Problem to work on
Which of the lines in the data below contain the string "type"? Copy each of them.

Data in this exercise
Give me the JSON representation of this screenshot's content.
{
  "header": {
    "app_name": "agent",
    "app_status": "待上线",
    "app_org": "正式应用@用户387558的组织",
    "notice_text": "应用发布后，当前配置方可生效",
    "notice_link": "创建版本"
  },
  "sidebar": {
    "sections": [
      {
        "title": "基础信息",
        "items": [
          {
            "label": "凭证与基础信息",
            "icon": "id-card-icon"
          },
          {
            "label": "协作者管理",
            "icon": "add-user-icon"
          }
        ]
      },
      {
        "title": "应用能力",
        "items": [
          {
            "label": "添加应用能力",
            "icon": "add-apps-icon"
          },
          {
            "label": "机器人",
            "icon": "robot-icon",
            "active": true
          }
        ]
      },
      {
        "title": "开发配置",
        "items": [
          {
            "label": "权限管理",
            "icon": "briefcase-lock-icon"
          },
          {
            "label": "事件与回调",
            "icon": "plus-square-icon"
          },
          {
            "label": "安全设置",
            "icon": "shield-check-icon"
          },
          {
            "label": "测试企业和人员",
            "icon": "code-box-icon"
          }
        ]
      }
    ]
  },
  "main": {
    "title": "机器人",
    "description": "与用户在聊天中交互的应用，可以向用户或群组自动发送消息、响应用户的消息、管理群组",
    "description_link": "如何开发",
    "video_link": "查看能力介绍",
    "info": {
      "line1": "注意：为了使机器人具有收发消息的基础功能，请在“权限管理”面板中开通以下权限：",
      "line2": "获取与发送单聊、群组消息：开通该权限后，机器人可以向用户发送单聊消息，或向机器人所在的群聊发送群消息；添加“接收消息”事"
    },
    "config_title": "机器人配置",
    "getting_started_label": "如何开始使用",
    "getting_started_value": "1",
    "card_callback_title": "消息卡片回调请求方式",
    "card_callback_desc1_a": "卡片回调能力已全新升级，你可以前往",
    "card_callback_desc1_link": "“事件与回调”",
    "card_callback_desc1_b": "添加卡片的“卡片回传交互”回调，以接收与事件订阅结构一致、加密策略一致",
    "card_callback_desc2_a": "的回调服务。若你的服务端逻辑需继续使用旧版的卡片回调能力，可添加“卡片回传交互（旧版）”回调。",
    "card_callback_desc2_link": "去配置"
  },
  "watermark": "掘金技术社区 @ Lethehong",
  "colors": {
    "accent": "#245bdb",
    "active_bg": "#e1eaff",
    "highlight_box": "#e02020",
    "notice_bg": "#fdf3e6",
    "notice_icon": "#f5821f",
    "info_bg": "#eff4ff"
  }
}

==

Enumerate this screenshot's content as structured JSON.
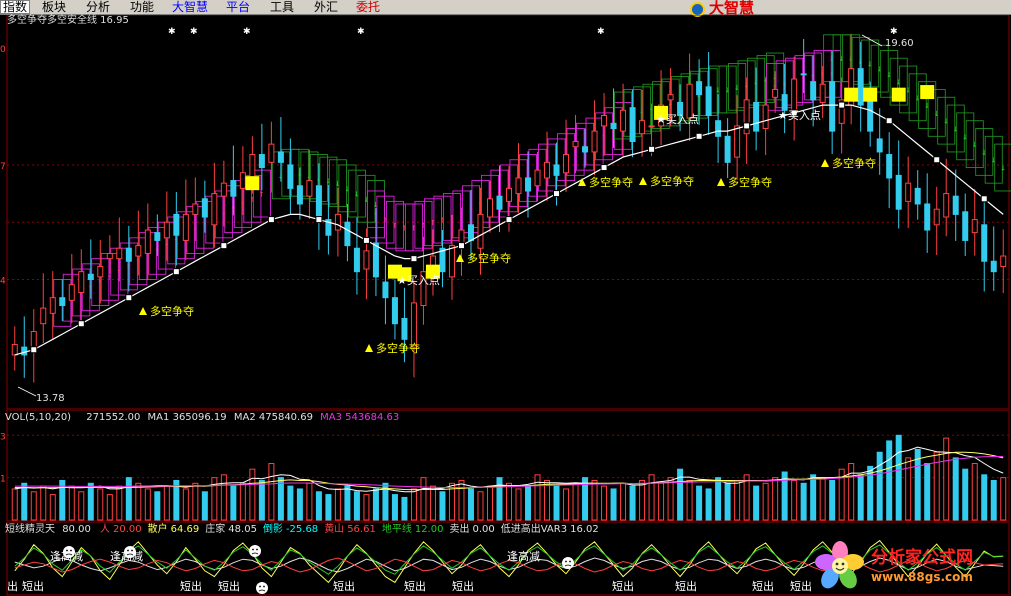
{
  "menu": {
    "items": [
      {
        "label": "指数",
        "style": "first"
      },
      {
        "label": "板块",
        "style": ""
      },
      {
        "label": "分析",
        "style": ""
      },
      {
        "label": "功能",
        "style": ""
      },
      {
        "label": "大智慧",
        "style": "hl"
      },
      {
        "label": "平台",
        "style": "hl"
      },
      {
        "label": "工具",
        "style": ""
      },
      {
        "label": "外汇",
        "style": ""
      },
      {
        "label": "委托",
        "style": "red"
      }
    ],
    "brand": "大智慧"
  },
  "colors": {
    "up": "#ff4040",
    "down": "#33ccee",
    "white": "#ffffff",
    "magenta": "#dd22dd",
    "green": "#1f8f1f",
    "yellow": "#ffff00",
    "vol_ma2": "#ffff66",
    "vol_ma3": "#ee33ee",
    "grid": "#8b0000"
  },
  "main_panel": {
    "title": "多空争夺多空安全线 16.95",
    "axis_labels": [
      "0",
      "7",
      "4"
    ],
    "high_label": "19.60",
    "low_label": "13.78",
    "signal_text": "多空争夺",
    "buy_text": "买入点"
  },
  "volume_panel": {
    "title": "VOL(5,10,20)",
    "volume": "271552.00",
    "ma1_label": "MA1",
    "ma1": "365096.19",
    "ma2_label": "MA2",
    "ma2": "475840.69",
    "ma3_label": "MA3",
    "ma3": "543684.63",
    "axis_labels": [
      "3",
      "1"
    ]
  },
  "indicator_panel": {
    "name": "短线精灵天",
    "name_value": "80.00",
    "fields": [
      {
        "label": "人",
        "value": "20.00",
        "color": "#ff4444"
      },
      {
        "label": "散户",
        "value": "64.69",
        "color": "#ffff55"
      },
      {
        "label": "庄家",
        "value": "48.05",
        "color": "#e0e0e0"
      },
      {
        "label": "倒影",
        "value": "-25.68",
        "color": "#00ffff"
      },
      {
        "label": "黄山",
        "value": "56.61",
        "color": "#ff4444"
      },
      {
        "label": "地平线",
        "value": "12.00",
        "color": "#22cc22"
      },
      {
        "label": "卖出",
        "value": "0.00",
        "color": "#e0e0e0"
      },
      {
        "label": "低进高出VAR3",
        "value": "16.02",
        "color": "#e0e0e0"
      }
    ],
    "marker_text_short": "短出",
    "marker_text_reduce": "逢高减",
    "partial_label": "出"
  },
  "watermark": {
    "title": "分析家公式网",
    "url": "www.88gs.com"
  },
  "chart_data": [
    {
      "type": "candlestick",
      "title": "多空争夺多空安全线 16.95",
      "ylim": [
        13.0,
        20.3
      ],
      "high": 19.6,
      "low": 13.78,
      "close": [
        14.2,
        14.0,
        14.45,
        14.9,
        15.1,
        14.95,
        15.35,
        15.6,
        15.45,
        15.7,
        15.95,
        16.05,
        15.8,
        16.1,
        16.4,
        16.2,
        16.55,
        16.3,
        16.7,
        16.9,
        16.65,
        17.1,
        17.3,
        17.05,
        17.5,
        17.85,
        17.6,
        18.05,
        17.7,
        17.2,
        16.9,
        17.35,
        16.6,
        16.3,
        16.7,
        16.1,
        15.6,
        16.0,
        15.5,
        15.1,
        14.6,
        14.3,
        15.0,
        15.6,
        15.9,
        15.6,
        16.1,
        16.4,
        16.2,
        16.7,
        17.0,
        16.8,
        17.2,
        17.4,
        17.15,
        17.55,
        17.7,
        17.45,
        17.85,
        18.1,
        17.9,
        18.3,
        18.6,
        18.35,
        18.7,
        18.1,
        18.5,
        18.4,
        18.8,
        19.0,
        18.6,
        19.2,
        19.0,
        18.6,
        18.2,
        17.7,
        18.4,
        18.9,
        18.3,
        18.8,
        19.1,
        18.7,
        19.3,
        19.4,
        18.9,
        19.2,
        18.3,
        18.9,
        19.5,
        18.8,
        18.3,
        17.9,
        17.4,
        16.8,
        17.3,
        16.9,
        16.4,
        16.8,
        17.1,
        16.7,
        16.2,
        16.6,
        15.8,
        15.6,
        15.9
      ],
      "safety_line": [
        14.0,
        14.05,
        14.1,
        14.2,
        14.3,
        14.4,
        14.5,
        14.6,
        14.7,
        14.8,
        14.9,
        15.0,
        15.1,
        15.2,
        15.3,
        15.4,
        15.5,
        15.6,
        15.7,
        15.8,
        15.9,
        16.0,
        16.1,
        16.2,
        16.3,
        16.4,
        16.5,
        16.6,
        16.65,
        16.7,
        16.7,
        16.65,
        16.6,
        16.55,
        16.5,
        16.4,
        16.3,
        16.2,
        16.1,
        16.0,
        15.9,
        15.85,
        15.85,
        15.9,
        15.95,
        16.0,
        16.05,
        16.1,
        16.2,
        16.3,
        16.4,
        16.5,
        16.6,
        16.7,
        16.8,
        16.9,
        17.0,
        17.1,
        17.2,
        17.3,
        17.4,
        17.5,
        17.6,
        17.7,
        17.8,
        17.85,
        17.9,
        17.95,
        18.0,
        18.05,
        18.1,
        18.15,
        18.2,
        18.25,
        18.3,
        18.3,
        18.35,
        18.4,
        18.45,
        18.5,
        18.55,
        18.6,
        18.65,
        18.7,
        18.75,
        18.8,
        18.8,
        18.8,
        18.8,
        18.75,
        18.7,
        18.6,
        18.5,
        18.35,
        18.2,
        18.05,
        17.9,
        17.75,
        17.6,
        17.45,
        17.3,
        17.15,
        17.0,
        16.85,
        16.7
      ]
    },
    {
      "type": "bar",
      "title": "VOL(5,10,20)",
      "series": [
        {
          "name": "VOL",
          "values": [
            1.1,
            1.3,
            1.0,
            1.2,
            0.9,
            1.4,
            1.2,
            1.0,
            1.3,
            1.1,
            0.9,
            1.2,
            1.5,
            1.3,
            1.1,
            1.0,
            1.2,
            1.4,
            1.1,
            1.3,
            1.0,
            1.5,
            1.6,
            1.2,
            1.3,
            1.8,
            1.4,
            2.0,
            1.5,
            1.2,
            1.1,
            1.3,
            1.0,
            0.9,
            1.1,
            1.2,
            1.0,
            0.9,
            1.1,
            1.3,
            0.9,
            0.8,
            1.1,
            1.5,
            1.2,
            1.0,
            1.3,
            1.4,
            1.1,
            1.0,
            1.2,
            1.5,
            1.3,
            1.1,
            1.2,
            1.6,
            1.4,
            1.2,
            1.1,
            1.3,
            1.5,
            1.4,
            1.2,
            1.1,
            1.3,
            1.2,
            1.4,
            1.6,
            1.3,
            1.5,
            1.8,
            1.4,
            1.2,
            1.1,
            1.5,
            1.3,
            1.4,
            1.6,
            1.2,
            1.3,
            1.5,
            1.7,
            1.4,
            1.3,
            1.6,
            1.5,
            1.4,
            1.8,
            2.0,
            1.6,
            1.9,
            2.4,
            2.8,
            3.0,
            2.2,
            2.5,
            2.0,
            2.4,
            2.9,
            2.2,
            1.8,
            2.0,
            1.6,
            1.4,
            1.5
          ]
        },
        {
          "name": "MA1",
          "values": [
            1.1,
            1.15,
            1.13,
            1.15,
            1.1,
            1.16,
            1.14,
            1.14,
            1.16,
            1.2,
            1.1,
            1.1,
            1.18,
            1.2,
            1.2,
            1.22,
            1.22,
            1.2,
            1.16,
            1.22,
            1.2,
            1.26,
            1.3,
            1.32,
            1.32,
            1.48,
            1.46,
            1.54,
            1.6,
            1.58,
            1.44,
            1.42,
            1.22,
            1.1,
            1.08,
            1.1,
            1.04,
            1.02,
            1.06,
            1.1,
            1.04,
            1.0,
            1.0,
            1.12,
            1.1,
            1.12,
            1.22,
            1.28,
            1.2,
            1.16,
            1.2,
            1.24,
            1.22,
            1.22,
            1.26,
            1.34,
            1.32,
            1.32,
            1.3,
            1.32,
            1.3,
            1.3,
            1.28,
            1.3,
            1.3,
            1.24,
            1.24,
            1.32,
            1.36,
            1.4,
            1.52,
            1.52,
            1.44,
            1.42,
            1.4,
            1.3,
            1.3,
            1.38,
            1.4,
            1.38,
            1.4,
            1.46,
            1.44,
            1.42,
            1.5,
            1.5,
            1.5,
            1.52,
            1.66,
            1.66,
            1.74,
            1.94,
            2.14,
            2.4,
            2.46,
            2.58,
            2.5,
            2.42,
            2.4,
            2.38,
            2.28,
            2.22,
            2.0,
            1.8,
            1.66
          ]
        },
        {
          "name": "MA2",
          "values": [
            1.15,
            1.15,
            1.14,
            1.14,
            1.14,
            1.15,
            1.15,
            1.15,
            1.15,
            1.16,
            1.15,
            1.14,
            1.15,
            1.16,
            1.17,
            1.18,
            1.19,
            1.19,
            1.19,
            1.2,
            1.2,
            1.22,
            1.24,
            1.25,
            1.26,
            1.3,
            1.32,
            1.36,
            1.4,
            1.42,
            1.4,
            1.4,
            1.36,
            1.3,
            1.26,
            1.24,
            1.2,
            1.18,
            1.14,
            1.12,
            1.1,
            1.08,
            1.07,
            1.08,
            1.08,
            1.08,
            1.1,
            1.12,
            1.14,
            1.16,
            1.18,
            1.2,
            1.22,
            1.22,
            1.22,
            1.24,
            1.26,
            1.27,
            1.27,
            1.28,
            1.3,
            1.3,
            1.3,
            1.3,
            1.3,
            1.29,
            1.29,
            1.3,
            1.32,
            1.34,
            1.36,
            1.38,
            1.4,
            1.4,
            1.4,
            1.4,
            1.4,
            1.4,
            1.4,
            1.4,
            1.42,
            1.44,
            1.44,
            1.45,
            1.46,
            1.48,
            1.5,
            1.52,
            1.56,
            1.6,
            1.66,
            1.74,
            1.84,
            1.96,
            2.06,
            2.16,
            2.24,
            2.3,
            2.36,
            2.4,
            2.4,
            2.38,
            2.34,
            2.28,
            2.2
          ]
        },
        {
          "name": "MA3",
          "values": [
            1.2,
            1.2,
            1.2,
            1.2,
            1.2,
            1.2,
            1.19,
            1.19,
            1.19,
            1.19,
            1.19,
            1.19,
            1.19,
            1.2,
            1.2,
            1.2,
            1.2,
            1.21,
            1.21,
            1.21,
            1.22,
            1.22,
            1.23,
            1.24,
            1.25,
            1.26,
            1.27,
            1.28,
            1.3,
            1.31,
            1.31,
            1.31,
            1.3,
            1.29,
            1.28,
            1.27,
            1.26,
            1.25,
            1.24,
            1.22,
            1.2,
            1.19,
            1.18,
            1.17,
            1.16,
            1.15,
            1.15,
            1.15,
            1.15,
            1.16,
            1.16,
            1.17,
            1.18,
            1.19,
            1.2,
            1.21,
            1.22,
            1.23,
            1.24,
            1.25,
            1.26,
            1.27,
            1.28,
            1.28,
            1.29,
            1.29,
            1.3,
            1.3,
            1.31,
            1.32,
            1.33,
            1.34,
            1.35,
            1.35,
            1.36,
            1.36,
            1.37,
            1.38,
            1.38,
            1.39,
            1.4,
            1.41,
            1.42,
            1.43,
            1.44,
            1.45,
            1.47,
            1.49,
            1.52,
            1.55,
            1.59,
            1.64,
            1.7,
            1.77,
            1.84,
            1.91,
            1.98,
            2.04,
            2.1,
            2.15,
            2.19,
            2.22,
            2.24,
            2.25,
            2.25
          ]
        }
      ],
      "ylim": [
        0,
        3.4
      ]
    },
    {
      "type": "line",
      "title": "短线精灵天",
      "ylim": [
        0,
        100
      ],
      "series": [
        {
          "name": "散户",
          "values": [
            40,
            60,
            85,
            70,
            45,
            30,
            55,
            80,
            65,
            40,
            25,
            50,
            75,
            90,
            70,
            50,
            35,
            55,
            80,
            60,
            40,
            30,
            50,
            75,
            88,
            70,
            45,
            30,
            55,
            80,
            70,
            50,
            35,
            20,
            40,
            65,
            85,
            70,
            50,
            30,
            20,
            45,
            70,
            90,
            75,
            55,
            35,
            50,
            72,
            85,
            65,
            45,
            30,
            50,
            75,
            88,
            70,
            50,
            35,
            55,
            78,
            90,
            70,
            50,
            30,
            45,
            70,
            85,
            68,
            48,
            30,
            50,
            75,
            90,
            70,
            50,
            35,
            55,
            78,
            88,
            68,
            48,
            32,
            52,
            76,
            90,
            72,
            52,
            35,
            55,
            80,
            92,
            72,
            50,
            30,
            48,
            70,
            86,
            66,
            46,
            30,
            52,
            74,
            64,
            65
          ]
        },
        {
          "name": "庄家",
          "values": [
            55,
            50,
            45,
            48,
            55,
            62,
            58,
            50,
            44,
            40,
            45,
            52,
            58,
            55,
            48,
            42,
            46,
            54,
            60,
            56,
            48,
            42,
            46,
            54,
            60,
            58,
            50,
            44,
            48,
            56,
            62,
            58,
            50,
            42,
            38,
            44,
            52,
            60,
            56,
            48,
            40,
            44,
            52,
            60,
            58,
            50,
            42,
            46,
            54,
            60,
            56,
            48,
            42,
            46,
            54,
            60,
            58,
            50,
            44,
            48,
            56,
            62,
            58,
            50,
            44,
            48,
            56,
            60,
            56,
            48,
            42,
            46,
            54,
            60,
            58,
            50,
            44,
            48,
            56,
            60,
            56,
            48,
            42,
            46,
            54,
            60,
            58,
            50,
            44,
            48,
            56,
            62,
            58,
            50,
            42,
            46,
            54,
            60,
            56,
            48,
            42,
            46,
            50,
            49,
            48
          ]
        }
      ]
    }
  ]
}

Task output
      "type": "candlestick",
      "type": "bar",
      "type": "line",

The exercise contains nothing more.